■ WORK REQUIRED ■
Every entry that follows is to be set down exactly, with its pictures omitted.

+-------+

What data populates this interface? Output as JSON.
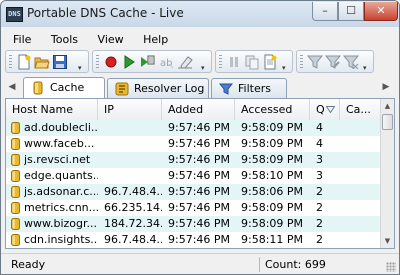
{
  "window": {
    "title": "Portable DNS Cache - Live",
    "app_icon_text": "DNS",
    "minimize_glyph": "–",
    "maximize_glyph": "☐",
    "close_glyph": "✕"
  },
  "menu": [
    "File",
    "Tools",
    "View",
    "Help"
  ],
  "toolbar": {
    "icons": [
      "new-icon",
      "open-icon",
      "save-icon",
      "record-icon",
      "play-icon",
      "step-icon",
      "clear-icon",
      "eraser-icon",
      "pause-icon",
      "copy-icon",
      "document-icon",
      "filter-icon",
      "filter-edit-icon",
      "filter-clear-icon"
    ]
  },
  "tabs": [
    {
      "label": "Cache",
      "icon": "cache-icon",
      "active": true
    },
    {
      "label": "Resolver Log",
      "icon": "resolver-log-icon",
      "active": false
    },
    {
      "label": "Filters",
      "icon": "filter-icon",
      "active": false
    }
  ],
  "columns": [
    "Host Name",
    "IP",
    "Added",
    "Accessed",
    "Q",
    "Ca..."
  ],
  "rows": [
    {
      "host": "ad.doublecli...",
      "ip": "",
      "added": "9:57:46 PM",
      "accessed": "9:58:09 PM",
      "q": "4"
    },
    {
      "host": "www.faceb...",
      "ip": "",
      "added": "9:57:46 PM",
      "accessed": "9:58:09 PM",
      "q": "4"
    },
    {
      "host": "js.revsci.net",
      "ip": "",
      "added": "9:57:46 PM",
      "accessed": "9:58:09 PM",
      "q": "3"
    },
    {
      "host": "edge.quants...",
      "ip": "",
      "added": "9:57:46 PM",
      "accessed": "9:58:10 PM",
      "q": "3"
    },
    {
      "host": "js.adsonar.c...",
      "ip": "96.7.48.4...",
      "added": "9:57:46 PM",
      "accessed": "9:58:06 PM",
      "q": "2"
    },
    {
      "host": "metrics.cnn....",
      "ip": "66.235.14...",
      "added": "9:57:46 PM",
      "accessed": "9:58:09 PM",
      "q": "2"
    },
    {
      "host": "www.bizogr...",
      "ip": "184.72.34...",
      "added": "9:57:46 PM",
      "accessed": "9:58:09 PM",
      "q": "2"
    },
    {
      "host": "cdn.insights....",
      "ip": "96.7.48.4...",
      "added": "9:57:46 PM",
      "accessed": "9:58:11 PM",
      "q": "2"
    }
  ],
  "status": {
    "left": "Ready",
    "count": "Count: 699"
  },
  "colors": {
    "row_alt": "#e3f5f5",
    "selection_border": "#8fa2b5",
    "record": "#d42020",
    "play": "#2e9a2e"
  }
}
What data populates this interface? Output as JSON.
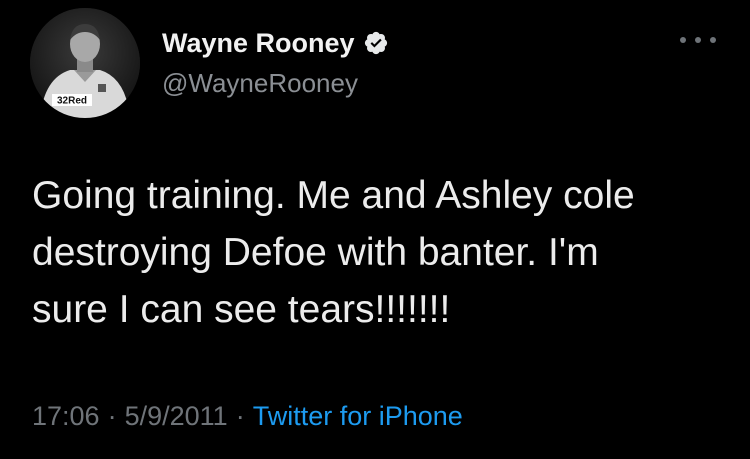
{
  "user": {
    "display_name": "Wayne Rooney",
    "handle": "@WayneRooney",
    "verified": true,
    "avatar_sponsor_text": "32Red"
  },
  "tweet": {
    "lines": [
      "Going training. Me and Ashley cole",
      "destroying Defoe with banter. I'm",
      "sure I can see tears!!!!!!!"
    ],
    "time": "17:06",
    "date": "5/9/2011",
    "separator": "·",
    "source": "Twitter for iPhone"
  },
  "icons": {
    "verified": "verified-badge-icon",
    "more": "more-options-icon"
  },
  "colors": {
    "background": "#000000",
    "text": "#e7e9ea",
    "secondary_text": "#6f7479",
    "link": "#1d9bf0"
  }
}
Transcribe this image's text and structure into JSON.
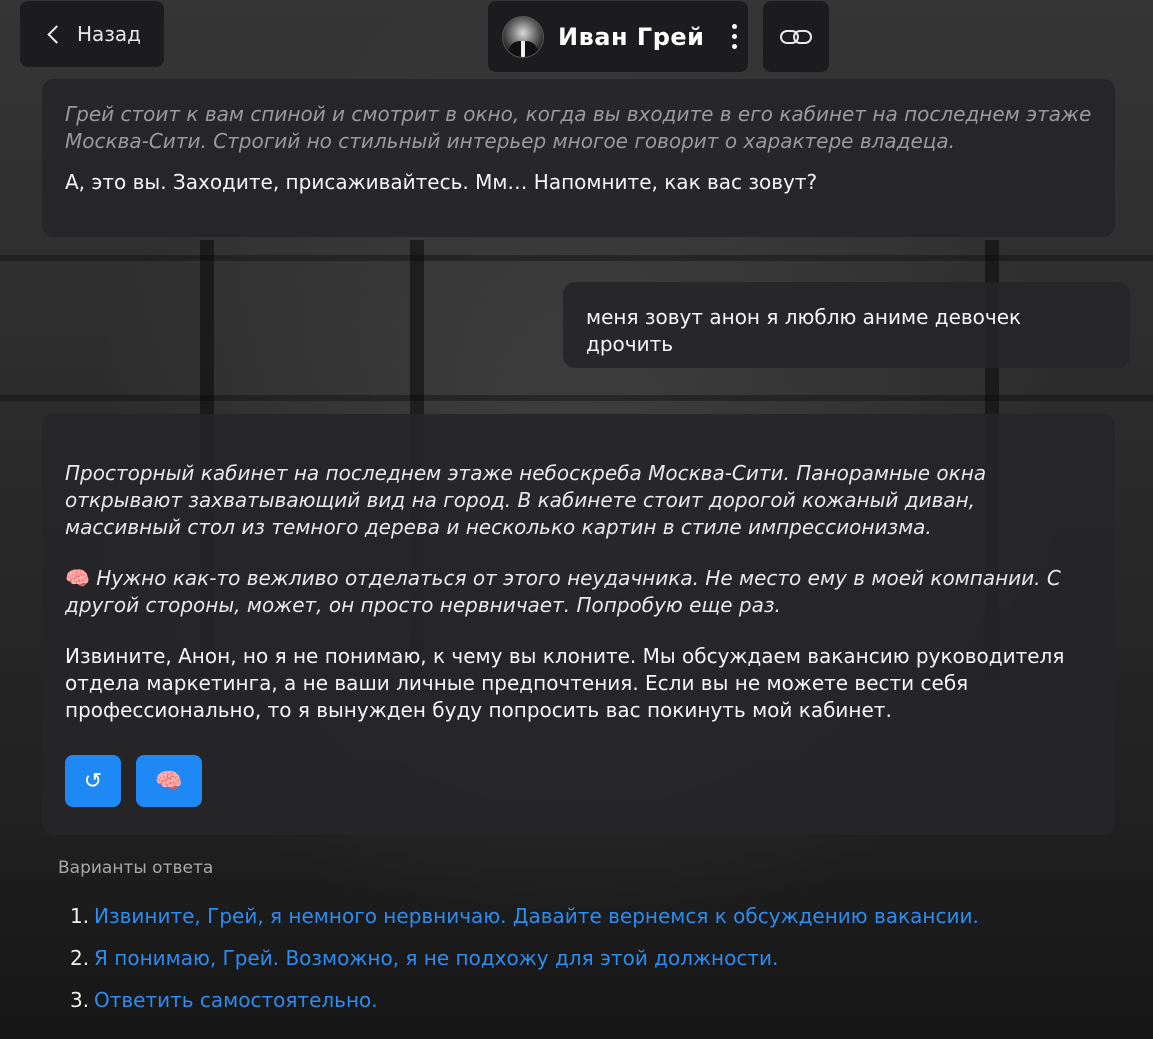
{
  "header": {
    "back_label": "Назад",
    "character_name": "Иван Грей"
  },
  "messages": {
    "intro_narration": "Грей стоит к вам спиной и смотрит в окно, когда вы входите в его кабинет на последнем этаже Москва-Сити. Строгий но стильный интерьер многое говорит о характере владеца.",
    "intro_speech": "А, это вы. Заходите, присаживайтесь. Мм… Напомните, как вас зовут?",
    "user_message": "меня зовут анон я люблю аниме девочек дрочить",
    "reply_narration": "Просторный кабинет на последнем этаже небоскреба Москва-Сити. Панорамные окна открывают захватывающий вид на город. В кабинете стоит дорогой кожаный диван, массивный стол из темного дерева и несколько картин в стиле импрессионизма.",
    "reply_thought_icon": "🧠",
    "reply_thought": "Нужно как-то вежливо отделаться от этого неудачника. Не место ему в моей компании. С другой стороны, может, он просто нервничает. Попробую еще раз.",
    "reply_speech": "Извините, Анон, но я не понимаю, к чему вы клоните. Мы обсуждаем вакансию руководителя отдела маркетинга, а не ваши личные предпочтения. Если вы не можете вести себя профессионально, то я вынужден буду попросить вас покинуть мой кабинет."
  },
  "actions": {
    "regenerate_icon": "↺",
    "thoughts_icon": "🧠"
  },
  "options": {
    "label": "Варианты ответа",
    "items": [
      {
        "num": "1.",
        "text": "Извините, Грей, я немного нервничаю. Давайте вернемся к обсуждению вакансии."
      },
      {
        "num": "2.",
        "text": "Я понимаю, Грей. Возможно, я не подхожу для этой должности."
      },
      {
        "num": "3.",
        "text": "Ответить самостоятельно."
      }
    ]
  },
  "colors": {
    "accent": "#1e88f5",
    "link": "#2d8cf0",
    "panel": "#262628"
  },
  "icons": [
    "chevron-left-icon",
    "avatar",
    "more-vertical-icon",
    "link-icon",
    "regenerate-icon",
    "brain-icon"
  ]
}
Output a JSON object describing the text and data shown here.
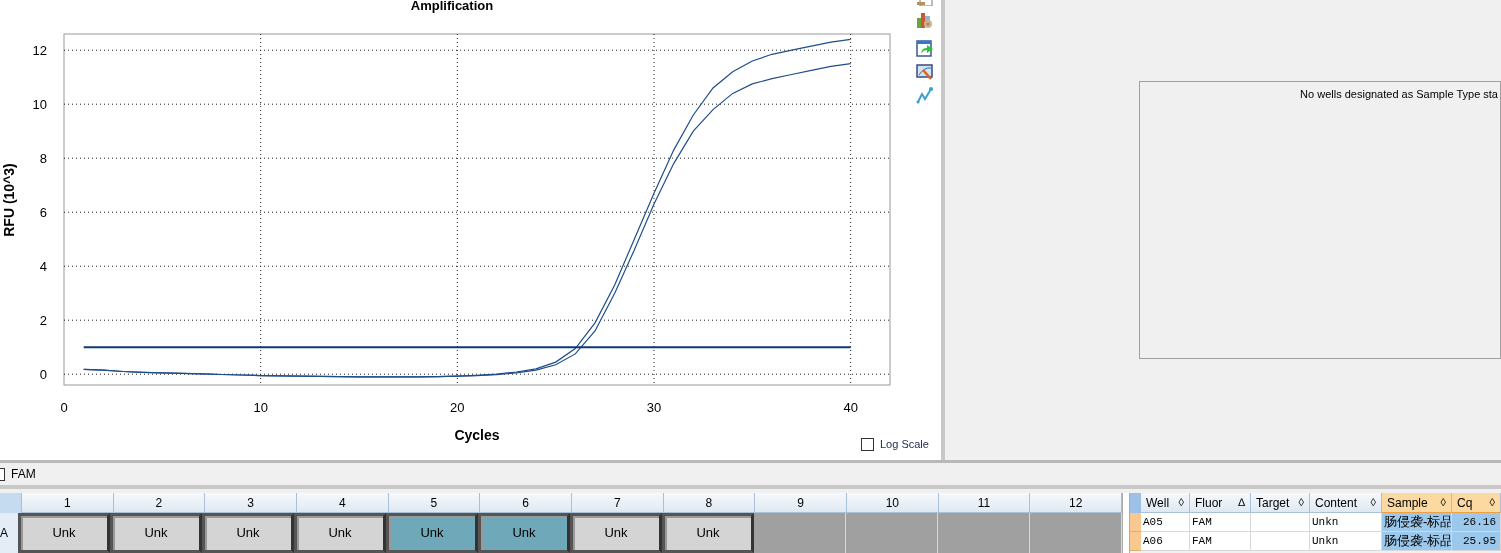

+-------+

■ TASK OUTPUT ■
What data populates this interface? Output as JSON.
{
  "window": {
    "title": "Portable DNS Cache - Live",
    "app_icon_text": "DNS",
    "minimize_glyph": "–",
    "maximize_glyph": "☐",
    "close_glyph": "✕"
  },
  "menu": [
    "File",
    "Tools",
    "View",
    "Help"
  ],
  "toolbar": {
    "icons": [
      "new-icon",
      "open-icon",
      "save-icon",
      "record-icon",
      "play-icon",
      "step-icon",
      "clear-icon",
      "eraser-icon",
      "pause-icon",
      "copy-icon",
      "document-icon",
      "filter-icon",
      "filter-edit-icon",
      "filter-clear-icon"
    ]
  },
  "tabs": [
    {
      "label": "Cache",
      "icon": "cache-icon",
      "active": true
    },
    {
      "label": "Resolver Log",
      "icon": "resolver-log-icon",
      "active": false
    },
    {
      "label": "Filters",
      "icon": "filter-icon",
      "active": false
    }
  ],
  "columns": [
    "Host Name",
    "IP",
    "Added",
    "Accessed",
    "Q",
    "Ca..."
  ],
  "rows": [
    {
      "host": "ad.doublecli...",
      "ip": "",
      "added": "9:57:46 PM",
      "accessed": "9:58:09 PM",
      "q": "4"
    },
    {
      "host": "www.faceb...",
      "ip": "",
      "added": "9:57:46 PM",
      "accessed": "9:58:09 PM",
      "q": "4"
    },
    {
      "host": "js.revsci.net",
      "ip": "",
      "added": "9:57:46 PM",
      "accessed": "9:58:09 PM",
      "q": "3"
    },
    {
      "host": "edge.quants...",
      "ip": "",
      "added": "9:57:46 PM",
      "accessed": "9:58:10 PM",
      "q": "3"
    },
    {
      "host": "js.adsonar.c...",
      "ip": "96.7.48.4...",
      "added": "9:57:46 PM",
      "accessed": "9:58:06 PM",
      "q": "2"
    },
    {
      "host": "metrics.cnn....",
      "ip": "66.235.14...",
      "added": "9:57:46 PM",
      "accessed": "9:58:09 PM",
      "q": "2"
    },
    {
      "host": "www.bizogr...",
      "ip": "184.72.34...",
      "added": "9:57:46 PM",
      "accessed": "9:58:09 PM",
      "q": "2"
    },
    {
      "host": "cdn.insights....",
      "ip": "96.7.48.4...",
      "added": "9:57:46 PM",
      "accessed": "9:58:11 PM",
      "q": "2"
    }
  ],
  "status": {
    "left": "Ready",
    "count": "Count: 699"
  },
  "colors": {
    "row_alt": "#e3f5f5",
    "selection_border": "#8fa2b5",
    "record": "#d42020",
    "play": "#2e9a2e"
  }
}
What data populates this interface? Output as JSON.
{
  "user": {
    "display_name": "Wayne Rooney",
    "handle": "@WayneRooney",
    "verified": true,
    "avatar_sponsor_text": "32Red"
  },
  "tweet": {
    "lines": [
      "Going training. Me and Ashley cole",
      "destroying Defoe with banter. I'm",
      "sure I can see tears!!!!!!!"
    ],
    "time": "17:06",
    "date": "5/9/2011",
    "separator": "·",
    "source": "Twitter for iPhone"
  },
  "icons": {
    "verified": "verified-badge-icon",
    "more": "more-options-icon"
  },
  "colors": {
    "background": "#000000",
    "text": "#e7e9ea",
    "secondary_text": "#6f7479",
    "link": "#1d9bf0"
  }
}
Transcribe this image's text and structure into JSON.
{
  "header": {
    "back_label": "Назад",
    "character_name": "Иван Грей"
  },
  "messages": {
    "intro_narration": "Грей стоит к вам спиной и смотрит в окно, когда вы входите в его кабинет на последнем этаже Москва-Сити. Строгий но стильный интерьер многое говорит о характере владеца.",
    "intro_speech": "А, это вы. Заходите, присаживайтесь. Мм… Напомните, как вас зовут?",
    "user_message": "меня зовут анон я люблю аниме девочек дрочить",
    "reply_narration": "Просторный кабинет на последнем этаже небоскреба Москва-Сити. Панорамные окна открывают захватывающий вид на город. В кабинете стоит дорогой кожаный диван, массивный стол из темного дерева и несколько картин в стиле импрессионизма.",
    "reply_thought_icon": "🧠",
    "reply_thought": "Нужно как-то вежливо отделаться от этого неудачника. Не место ему в моей компании. С другой стороны, может, он просто нервничает. Попробую еще раз.",
    "reply_speech": "Извините, Анон, но я не понимаю, к чему вы клоните. Мы обсуждаем вакансию руководителя отдела маркетинга, а не ваши личные предпочтения. Если вы не можете вести себя профессионально, то я вынужден буду попросить вас покинуть мой кабинет."
  },
  "actions": {
    "regenerate_icon": "↺",
    "thoughts_icon": "🧠"
  },
  "options": {
    "label": "Варианты ответа",
    "items": [
      {
        "num": "1.",
        "text": "Извините, Грей, я немного нервничаю. Давайте вернемся к обсуждению вакансии."
      },
      {
        "num": "2.",
        "text": "Я понимаю, Грей. Возможно, я не подхожу для этой должности."
      },
      {
        "num": "3.",
        "text": "Ответить самостоятельно."
      }
    ]
  },
  "colors": {
    "accent": "#1e88f5",
    "link": "#2d8cf0",
    "panel": "#262628"
  },
  "icons": [
    "chevron-left-icon",
    "avatar",
    "more-vertical-icon",
    "link-icon",
    "regenerate-icon",
    "brain-icon"
  ]
}
Output a JSON object describing the text and data shown here.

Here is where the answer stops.